[Dataset rows for apps and sites]
================

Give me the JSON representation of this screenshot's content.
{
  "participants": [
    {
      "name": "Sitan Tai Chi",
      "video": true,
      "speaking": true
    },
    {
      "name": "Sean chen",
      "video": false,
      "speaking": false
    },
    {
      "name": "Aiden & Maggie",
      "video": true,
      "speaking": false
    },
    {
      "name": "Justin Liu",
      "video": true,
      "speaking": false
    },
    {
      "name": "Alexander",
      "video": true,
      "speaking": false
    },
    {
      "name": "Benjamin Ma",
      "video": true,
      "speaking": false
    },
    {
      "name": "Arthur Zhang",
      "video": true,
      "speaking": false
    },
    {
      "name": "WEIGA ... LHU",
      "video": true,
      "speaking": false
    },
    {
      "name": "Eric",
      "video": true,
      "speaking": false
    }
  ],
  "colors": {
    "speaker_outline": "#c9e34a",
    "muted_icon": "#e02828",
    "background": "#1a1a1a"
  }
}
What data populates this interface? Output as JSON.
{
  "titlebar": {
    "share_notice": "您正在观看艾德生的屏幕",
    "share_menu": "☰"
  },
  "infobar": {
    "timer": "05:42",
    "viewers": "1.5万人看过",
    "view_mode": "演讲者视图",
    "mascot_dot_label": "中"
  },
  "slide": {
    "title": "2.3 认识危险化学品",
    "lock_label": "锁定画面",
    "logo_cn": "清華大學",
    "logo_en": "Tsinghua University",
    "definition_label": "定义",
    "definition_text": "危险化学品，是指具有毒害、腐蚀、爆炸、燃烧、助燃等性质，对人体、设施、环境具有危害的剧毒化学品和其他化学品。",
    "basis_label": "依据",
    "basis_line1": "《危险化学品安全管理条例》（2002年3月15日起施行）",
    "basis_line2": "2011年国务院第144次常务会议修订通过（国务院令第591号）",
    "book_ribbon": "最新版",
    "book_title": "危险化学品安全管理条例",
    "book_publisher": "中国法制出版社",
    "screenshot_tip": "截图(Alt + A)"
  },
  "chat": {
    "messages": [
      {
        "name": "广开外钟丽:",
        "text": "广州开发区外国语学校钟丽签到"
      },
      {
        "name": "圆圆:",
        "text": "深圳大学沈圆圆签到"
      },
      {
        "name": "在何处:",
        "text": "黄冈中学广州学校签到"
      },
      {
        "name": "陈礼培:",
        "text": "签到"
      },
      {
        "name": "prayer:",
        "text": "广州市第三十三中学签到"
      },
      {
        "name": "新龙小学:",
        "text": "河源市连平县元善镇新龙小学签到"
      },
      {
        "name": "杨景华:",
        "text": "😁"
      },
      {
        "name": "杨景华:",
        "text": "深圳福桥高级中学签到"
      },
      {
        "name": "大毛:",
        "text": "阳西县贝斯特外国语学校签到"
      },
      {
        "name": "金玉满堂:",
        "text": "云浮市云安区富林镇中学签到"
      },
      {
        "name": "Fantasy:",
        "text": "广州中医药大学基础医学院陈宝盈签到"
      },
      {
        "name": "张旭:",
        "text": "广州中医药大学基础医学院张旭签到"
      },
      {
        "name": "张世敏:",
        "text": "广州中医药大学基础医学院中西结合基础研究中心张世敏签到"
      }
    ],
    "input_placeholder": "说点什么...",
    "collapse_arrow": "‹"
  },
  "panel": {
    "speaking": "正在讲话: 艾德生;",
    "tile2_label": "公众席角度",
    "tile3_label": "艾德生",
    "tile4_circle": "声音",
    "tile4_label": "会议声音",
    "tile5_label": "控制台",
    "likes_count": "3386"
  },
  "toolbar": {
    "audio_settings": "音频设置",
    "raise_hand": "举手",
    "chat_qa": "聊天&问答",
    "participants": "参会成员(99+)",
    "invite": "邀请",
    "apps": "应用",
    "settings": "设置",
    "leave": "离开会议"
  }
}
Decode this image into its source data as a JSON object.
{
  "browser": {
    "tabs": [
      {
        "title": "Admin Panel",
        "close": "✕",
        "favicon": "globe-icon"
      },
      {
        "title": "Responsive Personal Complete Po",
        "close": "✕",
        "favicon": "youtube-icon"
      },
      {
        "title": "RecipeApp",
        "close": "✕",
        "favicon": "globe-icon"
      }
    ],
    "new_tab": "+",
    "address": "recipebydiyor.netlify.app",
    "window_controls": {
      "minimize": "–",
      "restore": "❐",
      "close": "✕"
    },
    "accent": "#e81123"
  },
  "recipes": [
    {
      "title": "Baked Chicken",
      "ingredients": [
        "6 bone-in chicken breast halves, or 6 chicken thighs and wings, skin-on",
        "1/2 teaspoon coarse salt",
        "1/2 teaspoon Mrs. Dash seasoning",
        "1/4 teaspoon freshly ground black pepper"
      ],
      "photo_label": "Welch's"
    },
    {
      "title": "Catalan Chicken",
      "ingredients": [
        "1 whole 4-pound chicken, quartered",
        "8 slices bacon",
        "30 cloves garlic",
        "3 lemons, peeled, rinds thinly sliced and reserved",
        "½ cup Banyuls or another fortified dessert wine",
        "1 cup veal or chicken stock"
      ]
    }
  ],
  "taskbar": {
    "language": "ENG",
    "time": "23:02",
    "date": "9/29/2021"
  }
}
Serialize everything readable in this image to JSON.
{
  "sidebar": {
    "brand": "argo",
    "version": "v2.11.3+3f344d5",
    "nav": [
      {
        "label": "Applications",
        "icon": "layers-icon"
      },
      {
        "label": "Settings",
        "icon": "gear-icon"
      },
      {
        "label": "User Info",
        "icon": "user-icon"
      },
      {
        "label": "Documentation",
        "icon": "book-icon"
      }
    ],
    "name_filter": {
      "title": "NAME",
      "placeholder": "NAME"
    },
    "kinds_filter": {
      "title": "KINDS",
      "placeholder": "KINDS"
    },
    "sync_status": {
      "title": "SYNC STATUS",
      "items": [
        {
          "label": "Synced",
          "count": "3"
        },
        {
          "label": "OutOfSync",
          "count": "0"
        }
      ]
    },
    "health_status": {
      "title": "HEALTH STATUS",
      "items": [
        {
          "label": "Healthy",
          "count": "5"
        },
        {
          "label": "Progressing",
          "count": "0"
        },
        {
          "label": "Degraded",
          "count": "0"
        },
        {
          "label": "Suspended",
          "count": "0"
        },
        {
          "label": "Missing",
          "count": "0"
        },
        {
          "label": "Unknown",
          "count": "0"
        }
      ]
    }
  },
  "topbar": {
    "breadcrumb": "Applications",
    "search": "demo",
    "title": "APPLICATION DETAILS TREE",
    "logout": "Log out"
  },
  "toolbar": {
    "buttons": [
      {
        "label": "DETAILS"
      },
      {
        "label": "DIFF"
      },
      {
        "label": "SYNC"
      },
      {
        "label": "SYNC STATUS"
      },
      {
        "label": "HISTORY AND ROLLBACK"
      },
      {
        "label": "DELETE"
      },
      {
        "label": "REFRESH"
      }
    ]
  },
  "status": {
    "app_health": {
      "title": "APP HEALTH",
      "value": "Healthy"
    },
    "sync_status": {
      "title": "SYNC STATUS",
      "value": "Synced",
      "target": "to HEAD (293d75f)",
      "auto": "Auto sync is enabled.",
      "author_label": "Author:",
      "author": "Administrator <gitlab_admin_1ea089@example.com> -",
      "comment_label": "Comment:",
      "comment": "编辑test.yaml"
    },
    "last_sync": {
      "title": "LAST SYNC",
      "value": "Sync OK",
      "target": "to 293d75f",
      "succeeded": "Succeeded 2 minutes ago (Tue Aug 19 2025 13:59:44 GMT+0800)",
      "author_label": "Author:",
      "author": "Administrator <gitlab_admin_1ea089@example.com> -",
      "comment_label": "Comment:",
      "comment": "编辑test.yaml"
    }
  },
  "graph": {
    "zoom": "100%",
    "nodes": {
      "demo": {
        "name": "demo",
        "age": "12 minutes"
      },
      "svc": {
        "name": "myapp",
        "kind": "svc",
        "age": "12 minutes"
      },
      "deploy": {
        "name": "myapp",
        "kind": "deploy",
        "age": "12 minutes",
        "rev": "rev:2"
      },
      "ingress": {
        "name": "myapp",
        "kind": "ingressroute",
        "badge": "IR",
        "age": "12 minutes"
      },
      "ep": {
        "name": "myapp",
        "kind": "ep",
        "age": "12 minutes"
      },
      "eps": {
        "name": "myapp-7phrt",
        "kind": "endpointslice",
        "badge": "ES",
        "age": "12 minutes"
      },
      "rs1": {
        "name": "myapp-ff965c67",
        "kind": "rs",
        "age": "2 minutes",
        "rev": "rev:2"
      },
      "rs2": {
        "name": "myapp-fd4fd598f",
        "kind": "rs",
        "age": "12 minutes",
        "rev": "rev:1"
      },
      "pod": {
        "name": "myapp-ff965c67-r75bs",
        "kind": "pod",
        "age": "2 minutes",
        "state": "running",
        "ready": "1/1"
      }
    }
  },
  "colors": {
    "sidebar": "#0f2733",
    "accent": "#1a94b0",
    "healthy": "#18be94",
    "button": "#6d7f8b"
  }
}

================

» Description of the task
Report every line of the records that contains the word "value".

» Your solution
      "value": "Healthy"
      "value": "Synced",
      "value": "Sync OK",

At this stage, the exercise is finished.